[Extracted information]
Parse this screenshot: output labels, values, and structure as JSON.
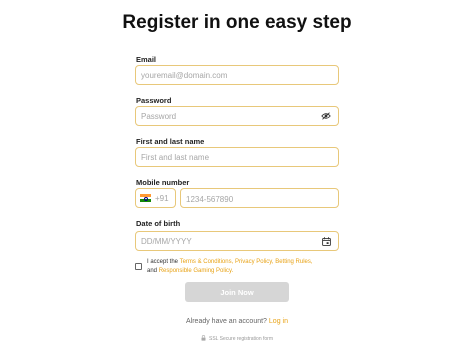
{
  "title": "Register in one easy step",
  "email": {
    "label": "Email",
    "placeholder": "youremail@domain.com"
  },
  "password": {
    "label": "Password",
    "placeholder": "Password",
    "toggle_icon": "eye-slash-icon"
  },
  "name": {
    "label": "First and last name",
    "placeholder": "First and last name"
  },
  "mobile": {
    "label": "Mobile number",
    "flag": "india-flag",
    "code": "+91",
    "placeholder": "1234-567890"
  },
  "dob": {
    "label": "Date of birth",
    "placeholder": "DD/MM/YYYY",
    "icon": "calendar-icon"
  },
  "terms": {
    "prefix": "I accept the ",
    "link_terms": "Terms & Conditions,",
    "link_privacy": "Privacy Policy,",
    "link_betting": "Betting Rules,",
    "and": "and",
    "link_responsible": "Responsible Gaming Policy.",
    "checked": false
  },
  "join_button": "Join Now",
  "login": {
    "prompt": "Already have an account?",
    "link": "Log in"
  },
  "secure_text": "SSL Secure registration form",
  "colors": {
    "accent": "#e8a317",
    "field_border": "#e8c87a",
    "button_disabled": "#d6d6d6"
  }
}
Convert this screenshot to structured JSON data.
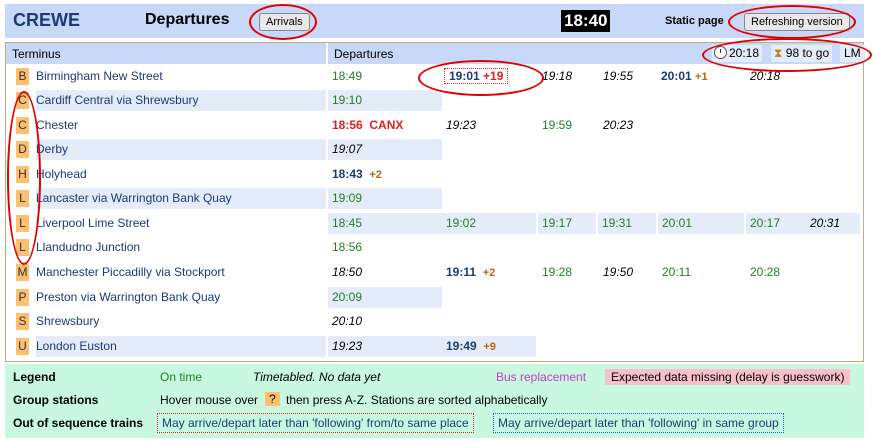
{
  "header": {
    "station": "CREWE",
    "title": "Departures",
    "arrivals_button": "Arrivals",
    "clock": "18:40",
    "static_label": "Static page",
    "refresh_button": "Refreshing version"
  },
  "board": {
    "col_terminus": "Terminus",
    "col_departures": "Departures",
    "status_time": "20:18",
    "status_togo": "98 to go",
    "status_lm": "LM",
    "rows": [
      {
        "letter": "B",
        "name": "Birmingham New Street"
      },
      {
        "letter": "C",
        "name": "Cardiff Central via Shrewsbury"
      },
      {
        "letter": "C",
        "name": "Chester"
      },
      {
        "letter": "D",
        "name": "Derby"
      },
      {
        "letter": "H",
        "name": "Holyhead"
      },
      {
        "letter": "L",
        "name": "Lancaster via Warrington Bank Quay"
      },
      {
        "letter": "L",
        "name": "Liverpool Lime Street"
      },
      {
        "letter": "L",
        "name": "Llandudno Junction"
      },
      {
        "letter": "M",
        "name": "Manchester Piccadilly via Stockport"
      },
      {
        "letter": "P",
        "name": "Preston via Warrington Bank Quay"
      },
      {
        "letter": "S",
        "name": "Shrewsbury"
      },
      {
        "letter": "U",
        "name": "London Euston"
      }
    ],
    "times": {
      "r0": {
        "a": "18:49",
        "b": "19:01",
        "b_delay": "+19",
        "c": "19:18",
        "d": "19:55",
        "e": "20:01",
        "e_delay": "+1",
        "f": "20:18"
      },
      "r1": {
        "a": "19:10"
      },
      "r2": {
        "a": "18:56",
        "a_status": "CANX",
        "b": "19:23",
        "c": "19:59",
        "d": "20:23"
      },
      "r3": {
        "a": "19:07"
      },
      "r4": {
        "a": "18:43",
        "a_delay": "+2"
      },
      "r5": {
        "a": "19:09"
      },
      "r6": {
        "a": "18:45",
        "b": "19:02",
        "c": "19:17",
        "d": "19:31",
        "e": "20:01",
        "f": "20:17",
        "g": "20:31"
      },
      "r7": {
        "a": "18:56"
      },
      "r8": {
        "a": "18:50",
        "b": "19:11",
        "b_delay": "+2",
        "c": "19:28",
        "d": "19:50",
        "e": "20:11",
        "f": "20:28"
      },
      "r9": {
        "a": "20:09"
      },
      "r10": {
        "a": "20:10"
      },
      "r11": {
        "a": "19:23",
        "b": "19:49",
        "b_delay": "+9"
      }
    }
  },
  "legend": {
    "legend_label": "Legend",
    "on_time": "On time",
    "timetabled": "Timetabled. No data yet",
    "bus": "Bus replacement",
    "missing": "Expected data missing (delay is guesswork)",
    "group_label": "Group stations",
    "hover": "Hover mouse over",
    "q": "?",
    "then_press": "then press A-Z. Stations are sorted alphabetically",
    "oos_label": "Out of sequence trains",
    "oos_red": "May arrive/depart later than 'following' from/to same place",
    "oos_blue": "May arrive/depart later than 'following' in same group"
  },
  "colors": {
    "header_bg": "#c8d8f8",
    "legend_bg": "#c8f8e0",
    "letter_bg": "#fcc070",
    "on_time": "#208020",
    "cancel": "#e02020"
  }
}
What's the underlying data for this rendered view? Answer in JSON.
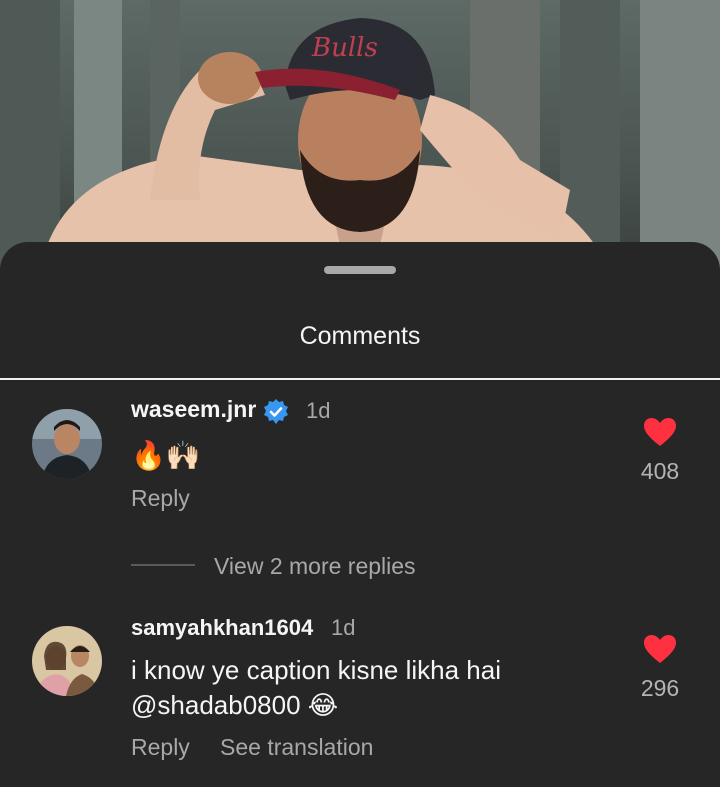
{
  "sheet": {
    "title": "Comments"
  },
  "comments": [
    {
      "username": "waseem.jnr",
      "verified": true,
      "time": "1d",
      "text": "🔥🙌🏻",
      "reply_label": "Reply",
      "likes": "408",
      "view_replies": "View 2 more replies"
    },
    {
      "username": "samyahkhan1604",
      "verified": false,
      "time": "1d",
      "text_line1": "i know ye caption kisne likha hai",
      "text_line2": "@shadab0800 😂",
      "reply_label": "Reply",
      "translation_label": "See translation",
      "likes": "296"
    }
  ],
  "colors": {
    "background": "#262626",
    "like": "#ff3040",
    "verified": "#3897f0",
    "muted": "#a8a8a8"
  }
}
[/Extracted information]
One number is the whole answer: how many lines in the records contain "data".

Response for this exercise - 4